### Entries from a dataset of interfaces
┌────────

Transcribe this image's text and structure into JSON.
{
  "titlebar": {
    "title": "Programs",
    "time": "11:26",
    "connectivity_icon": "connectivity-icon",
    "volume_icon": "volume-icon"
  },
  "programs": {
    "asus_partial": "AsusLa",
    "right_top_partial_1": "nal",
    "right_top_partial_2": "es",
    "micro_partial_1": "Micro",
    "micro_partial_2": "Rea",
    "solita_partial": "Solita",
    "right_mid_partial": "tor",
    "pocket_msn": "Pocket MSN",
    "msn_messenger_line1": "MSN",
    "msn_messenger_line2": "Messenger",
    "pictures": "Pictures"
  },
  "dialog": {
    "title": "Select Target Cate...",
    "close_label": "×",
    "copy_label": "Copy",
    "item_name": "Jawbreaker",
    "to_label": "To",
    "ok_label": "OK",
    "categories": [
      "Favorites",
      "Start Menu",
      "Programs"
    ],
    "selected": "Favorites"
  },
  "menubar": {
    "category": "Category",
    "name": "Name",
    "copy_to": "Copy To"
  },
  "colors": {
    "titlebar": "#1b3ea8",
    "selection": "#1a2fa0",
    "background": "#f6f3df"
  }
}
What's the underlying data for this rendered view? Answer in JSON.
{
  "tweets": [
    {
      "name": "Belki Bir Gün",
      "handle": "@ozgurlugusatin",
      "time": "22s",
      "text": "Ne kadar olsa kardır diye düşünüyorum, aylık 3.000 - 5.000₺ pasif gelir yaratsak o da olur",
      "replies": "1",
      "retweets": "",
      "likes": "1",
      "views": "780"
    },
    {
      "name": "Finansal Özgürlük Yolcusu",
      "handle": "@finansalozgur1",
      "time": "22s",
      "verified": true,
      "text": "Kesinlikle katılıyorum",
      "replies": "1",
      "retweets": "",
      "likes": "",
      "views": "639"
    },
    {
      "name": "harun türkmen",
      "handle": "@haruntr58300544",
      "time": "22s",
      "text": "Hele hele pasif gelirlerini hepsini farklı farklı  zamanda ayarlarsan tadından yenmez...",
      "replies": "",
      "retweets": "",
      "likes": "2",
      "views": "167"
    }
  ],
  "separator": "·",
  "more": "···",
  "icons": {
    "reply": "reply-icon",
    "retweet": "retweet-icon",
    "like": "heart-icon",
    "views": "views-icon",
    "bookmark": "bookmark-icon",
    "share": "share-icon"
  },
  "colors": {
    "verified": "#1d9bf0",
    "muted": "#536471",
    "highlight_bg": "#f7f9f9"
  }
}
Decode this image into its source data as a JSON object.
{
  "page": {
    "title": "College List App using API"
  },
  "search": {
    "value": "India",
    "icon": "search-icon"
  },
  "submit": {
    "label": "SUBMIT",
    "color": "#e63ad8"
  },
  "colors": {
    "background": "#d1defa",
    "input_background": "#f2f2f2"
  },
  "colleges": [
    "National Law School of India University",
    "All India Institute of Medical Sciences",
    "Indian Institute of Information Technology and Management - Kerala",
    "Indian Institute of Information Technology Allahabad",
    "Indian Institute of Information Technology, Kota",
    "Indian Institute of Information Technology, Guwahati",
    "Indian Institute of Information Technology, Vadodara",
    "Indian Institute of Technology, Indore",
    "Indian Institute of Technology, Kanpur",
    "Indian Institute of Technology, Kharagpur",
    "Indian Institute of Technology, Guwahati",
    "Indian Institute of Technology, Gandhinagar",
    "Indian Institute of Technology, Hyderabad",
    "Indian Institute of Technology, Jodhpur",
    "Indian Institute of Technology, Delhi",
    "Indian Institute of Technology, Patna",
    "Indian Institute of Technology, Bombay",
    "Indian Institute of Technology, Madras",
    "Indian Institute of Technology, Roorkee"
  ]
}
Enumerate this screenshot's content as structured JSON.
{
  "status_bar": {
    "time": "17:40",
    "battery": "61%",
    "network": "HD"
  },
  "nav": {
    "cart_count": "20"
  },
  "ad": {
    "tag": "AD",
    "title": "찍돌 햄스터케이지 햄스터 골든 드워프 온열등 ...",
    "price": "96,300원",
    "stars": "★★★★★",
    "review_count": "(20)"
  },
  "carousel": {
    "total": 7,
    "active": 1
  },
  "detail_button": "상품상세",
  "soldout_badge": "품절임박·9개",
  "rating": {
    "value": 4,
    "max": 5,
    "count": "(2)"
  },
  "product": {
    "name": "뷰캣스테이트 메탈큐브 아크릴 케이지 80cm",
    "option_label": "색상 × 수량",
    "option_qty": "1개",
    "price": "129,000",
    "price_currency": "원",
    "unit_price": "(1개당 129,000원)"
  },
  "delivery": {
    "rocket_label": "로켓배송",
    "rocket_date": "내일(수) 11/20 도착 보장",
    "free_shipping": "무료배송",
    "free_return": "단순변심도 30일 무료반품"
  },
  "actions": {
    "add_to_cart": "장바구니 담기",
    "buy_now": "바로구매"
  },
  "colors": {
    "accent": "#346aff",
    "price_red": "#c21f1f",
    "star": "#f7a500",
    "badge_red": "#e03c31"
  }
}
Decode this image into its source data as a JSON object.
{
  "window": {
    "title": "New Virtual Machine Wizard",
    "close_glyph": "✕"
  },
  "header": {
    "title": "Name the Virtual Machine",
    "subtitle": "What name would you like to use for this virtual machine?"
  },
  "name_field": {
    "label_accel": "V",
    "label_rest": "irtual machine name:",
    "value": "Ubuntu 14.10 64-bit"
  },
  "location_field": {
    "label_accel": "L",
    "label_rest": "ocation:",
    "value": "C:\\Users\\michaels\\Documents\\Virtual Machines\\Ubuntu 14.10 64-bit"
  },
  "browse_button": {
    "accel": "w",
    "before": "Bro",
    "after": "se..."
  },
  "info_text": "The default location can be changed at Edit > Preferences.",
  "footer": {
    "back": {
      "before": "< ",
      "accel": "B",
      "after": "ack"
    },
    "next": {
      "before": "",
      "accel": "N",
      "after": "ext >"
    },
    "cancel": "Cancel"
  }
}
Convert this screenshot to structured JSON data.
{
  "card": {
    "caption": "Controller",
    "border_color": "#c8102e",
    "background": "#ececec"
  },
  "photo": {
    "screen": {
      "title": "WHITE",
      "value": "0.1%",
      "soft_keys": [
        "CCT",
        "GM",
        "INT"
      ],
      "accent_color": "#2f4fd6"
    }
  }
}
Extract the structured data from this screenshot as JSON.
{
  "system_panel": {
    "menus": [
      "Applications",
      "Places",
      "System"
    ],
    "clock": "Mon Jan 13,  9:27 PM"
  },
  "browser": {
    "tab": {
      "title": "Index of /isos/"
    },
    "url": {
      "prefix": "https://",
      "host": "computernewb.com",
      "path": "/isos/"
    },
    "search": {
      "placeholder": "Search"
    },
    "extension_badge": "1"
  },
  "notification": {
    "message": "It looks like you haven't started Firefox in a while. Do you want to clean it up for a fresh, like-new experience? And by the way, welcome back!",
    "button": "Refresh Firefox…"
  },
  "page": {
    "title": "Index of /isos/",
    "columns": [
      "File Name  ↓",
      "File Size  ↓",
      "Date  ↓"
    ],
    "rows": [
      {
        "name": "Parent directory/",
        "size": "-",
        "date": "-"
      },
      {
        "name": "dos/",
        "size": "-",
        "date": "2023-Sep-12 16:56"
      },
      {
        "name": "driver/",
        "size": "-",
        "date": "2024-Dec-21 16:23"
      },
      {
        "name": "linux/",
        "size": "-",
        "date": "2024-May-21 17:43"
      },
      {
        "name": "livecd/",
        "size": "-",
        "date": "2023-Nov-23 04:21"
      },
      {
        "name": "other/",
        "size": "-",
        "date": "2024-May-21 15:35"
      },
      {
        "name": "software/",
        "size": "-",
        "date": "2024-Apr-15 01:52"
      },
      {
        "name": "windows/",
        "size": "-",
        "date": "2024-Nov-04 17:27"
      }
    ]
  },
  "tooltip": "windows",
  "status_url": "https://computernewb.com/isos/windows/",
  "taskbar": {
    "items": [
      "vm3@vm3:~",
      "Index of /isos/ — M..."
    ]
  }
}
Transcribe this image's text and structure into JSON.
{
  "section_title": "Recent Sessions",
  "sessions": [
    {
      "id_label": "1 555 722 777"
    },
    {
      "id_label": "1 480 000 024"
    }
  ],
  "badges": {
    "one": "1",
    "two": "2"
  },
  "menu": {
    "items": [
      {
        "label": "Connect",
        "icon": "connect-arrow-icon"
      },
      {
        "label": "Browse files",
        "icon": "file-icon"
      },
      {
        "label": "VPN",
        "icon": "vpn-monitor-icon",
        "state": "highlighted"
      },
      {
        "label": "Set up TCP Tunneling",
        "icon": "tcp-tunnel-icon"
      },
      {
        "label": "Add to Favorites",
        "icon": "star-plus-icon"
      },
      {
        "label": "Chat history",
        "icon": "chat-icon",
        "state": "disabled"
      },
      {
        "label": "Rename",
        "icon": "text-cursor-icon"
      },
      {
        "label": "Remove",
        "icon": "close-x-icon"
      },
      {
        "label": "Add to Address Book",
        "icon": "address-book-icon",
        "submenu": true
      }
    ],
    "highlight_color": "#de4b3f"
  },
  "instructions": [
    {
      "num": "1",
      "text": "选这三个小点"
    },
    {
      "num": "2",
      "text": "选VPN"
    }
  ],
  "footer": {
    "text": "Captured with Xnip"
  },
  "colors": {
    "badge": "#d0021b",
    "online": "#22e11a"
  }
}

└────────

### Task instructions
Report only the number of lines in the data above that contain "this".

### Solved exercise
9